But seeing the film first rarely spoils the book. Sure, you might know the ending and the bones of the plot going in, but the story unfolds on the page in a richer, more multidimensional way than it does on the screen.
Lately, though, I've become less sure about that. I love books and I love movies, and I've come to think it's not really fair to compare them. All they really have in common is that they are ways to tell a story. Beyond that, they're apples and oranges. Their techniques for presenting plot, characters, and settings are dissimilar in many ways, so that even when a movie is based on a novel, the story they're telling may not be quite the same. The factors that make books and films succeed or fail are very different, and each form is best judged, and enjoyed, on its own terms.
In a film based on a book, in addition to what I hope for with any movie -- good writing, good acting, good directing, good film editing -- I look for two things. First, does the movie look right, based on what I've visualized? I grant you that this is a highly subjective standard. Second, does it capture, not so much the specifics of the story, but its spirit?
Gone with the Wind succeeds on both counts. I fell in love with the book when I first read it at age thirteen. I fell in love with the movie when I first saw it many years later. So what if the film left out one of Scarlett O'Hara's husbands, two of her kids, and quite a few subplots? It looks right, it feels right, and it is an enduring classic.
But it's easy for filmmakers to get a book wrong. Sometimes they do it willfully, as in the case of Burglar, supposedly based on Lawrence Block's novel The Burglar in the Closet. They brought in Whoopi Goldberg to play Block's protagonist Bernie (now Bernice) Rhodenbarr, gave the role of Bernie's sidekick Carolyn (now Carl) to comic Bobcat Goldthwait, and transplanted the whole thing from New York to San Francisco. While the film was enjoyable enough if accompanied by a large tub of popcorn, the look and spirit of the story were completely stripped away. A film can't be truly successful when the changes are so fundamental that they dishonor the book.
I can think of two instances of films that I liked even better than the books they were based on, one years ago and one very recent. In college I saw The Collector, starring Terence Stamp and Samantha Eggar. Taut, suspenseful, and creepy, it's a psychological study of the evolving relationship between a kidnapper and his captive, and it drew me totally into its world. Fascinated by the story, I sought out the John Fowles novel, but found it far less intriguing.

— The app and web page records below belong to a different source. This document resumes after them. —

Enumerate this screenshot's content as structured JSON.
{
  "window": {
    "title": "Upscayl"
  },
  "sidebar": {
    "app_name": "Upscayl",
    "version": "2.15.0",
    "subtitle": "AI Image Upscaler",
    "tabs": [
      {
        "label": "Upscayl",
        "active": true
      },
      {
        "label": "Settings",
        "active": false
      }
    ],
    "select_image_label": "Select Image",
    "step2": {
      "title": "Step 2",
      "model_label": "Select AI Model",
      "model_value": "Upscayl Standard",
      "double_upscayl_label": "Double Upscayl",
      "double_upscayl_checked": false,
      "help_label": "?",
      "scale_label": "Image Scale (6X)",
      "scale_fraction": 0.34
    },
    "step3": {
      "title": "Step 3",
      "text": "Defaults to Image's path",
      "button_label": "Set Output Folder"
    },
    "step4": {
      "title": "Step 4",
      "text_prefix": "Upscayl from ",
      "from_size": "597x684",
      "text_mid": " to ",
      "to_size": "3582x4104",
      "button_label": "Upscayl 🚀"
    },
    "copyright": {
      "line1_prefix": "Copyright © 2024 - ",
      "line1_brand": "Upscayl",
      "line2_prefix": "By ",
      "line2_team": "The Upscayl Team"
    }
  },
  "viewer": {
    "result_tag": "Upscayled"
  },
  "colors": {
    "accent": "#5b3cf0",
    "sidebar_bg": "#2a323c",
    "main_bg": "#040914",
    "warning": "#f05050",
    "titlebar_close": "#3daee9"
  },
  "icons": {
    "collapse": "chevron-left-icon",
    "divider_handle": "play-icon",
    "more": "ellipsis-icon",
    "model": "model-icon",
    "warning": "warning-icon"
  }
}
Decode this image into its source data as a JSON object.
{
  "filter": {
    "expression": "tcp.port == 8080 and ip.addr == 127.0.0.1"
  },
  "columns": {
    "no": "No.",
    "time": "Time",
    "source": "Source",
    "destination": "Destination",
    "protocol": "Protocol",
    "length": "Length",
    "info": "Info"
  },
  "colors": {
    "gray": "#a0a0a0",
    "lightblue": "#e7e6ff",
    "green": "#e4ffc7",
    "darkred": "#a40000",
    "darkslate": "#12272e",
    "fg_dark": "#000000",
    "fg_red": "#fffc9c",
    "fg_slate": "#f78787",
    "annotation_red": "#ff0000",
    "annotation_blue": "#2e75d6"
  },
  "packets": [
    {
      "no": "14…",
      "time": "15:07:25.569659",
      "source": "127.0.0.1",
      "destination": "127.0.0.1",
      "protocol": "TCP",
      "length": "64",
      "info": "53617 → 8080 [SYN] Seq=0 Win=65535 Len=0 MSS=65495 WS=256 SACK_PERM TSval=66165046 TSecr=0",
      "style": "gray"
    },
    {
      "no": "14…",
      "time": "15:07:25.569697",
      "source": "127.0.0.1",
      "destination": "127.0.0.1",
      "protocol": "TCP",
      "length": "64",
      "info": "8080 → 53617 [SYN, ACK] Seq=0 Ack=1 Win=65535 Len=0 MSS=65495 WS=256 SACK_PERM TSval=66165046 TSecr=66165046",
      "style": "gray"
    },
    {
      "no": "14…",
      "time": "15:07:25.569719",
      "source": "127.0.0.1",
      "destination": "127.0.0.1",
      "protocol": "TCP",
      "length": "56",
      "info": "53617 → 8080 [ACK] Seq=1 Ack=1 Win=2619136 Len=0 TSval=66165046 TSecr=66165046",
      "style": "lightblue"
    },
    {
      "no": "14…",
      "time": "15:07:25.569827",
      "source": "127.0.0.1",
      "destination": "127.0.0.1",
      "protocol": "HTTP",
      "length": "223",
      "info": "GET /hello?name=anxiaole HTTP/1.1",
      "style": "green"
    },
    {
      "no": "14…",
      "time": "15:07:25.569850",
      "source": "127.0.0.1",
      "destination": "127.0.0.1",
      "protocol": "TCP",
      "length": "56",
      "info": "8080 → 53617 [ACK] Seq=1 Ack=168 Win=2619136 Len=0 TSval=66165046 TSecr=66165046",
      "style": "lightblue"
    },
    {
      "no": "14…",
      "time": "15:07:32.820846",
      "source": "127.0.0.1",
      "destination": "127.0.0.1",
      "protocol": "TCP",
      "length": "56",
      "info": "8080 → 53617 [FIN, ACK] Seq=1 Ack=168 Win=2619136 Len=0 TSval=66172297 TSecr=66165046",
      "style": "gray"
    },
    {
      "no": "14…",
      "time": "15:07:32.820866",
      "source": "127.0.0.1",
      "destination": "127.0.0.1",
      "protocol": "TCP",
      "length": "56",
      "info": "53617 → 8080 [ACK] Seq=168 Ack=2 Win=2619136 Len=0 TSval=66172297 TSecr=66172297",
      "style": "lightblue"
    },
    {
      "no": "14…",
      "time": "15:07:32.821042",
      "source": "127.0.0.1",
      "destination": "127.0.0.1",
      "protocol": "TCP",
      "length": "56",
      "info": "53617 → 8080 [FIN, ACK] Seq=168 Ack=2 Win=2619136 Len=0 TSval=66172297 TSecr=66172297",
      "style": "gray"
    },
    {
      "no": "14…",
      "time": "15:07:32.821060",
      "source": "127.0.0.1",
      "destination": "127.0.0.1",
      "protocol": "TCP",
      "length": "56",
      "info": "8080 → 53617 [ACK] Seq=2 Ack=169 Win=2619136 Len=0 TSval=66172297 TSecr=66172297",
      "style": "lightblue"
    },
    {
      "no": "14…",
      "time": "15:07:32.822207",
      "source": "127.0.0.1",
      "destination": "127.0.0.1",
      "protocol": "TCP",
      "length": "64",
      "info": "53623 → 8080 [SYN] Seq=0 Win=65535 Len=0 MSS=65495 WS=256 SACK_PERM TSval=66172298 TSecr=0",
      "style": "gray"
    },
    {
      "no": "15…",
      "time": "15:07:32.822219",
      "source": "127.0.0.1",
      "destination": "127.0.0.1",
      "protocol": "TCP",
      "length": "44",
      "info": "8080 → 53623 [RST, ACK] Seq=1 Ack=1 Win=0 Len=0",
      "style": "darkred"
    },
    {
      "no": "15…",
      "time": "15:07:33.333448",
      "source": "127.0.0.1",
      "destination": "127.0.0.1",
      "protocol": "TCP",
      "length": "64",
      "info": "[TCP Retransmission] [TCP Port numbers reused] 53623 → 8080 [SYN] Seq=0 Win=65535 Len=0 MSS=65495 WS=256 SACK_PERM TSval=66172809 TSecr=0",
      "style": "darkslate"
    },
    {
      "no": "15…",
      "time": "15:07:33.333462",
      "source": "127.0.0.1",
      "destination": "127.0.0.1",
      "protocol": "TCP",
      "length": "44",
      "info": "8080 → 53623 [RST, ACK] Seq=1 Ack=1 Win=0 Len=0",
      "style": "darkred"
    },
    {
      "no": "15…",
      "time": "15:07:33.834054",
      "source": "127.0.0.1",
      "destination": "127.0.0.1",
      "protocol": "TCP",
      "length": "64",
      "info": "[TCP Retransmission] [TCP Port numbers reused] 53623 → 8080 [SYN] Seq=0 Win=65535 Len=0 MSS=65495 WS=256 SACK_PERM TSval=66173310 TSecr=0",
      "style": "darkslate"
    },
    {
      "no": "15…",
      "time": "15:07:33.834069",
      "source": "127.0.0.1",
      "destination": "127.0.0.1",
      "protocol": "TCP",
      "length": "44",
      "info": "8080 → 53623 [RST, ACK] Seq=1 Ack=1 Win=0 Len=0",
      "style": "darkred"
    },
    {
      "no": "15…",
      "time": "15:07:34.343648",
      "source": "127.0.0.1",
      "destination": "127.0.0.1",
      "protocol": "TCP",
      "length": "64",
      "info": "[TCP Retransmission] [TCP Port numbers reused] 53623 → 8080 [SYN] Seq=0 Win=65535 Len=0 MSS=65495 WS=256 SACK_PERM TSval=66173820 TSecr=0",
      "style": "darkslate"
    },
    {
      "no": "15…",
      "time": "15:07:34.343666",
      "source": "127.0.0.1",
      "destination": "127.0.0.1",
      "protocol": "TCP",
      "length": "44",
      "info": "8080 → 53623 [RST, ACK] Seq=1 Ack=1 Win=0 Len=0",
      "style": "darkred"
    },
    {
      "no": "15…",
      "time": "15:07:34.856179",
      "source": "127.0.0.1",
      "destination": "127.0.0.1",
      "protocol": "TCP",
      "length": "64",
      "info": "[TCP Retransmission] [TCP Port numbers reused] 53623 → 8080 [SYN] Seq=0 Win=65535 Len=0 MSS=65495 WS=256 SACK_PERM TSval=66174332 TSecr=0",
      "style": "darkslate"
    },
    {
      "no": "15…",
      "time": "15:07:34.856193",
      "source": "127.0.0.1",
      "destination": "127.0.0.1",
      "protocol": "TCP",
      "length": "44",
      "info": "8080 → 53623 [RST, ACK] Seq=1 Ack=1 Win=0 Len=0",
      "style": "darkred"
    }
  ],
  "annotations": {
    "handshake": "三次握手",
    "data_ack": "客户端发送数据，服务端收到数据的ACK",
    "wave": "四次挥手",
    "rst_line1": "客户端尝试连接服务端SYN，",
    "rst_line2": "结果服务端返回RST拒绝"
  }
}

The recent example is Gone Girl, which I saw on screen after reading the book. For me, the spirit of the story was maintained, the look of the film was even more right than my own visualization, and as a bonus the twists and turns seemed clearer. Aspects of the plot and the characters were problematic in both versions, but as I watched the movie I found it easier to suspend my disbelief. Gillian Flynn wrote the novel and the screenplay; both the book and the movie have been wildly popular. Maybe she has a career ahead of her. ;)
Now I'm going to go read a book. Or maybe I'll check out the movie listings.